Records to process: Begin
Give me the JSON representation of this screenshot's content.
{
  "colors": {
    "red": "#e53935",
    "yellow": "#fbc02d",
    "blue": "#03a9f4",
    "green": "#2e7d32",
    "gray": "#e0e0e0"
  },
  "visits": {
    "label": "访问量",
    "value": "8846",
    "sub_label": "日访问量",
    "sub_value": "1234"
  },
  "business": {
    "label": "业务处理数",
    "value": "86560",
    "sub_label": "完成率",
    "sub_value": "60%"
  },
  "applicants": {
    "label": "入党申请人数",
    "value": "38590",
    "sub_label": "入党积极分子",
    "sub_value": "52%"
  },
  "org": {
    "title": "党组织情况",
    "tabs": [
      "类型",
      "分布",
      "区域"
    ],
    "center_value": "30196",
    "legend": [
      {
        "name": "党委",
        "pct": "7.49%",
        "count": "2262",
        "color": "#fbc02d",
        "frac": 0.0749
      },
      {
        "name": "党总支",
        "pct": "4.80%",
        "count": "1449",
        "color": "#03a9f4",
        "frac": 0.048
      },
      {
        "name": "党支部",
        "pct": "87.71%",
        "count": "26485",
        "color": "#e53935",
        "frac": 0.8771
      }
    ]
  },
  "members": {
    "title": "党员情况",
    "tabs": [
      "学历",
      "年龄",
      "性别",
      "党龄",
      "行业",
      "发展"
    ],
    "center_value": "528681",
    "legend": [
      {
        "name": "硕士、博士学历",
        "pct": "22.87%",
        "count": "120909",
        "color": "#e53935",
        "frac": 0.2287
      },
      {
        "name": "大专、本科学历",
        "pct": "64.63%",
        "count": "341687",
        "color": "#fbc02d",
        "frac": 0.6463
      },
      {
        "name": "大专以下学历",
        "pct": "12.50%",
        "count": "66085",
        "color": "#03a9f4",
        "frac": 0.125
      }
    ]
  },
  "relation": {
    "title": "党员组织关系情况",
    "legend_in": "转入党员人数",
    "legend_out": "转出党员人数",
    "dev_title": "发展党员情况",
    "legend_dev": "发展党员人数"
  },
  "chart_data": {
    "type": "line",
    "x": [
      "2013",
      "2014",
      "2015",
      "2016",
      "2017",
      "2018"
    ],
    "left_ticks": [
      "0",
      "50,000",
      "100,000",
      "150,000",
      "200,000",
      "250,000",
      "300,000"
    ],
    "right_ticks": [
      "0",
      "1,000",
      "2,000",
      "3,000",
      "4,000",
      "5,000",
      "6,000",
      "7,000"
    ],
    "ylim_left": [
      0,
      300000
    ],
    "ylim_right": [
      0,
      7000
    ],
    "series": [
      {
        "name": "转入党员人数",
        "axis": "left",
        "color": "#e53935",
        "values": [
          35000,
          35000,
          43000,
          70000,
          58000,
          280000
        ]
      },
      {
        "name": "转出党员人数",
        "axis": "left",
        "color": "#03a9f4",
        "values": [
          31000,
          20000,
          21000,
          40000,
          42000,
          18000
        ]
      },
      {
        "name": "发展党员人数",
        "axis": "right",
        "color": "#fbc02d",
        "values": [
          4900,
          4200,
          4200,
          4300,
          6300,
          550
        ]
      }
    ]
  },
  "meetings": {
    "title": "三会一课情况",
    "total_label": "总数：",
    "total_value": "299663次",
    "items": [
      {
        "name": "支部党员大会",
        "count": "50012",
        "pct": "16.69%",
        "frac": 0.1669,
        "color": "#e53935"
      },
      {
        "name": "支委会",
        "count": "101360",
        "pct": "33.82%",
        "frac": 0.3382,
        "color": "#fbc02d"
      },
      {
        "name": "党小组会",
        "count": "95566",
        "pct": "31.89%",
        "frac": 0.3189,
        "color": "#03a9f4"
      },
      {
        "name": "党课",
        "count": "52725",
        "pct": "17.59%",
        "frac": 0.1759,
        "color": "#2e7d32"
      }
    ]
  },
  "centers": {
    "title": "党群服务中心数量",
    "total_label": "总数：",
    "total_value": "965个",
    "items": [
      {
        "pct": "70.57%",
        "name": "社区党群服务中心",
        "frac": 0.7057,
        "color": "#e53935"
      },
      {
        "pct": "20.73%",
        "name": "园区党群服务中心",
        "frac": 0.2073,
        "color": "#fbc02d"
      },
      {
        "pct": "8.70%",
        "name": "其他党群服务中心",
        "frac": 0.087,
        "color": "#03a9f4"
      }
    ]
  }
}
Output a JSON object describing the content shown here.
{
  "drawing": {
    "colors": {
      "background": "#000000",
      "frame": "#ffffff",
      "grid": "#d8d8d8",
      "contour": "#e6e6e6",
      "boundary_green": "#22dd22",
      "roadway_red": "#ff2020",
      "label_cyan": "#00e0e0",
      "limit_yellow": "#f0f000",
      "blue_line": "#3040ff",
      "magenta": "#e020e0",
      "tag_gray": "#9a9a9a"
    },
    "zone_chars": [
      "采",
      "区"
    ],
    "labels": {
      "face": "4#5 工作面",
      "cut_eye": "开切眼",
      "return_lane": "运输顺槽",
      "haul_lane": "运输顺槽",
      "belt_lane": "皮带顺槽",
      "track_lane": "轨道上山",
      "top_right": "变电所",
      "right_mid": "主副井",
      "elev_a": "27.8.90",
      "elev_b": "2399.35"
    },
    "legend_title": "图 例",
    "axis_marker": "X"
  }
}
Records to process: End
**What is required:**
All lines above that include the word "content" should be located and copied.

**Output of the exercise:**
Give me the JSON representation of this screenshot's content.
Output a JSON object describing the content shown here.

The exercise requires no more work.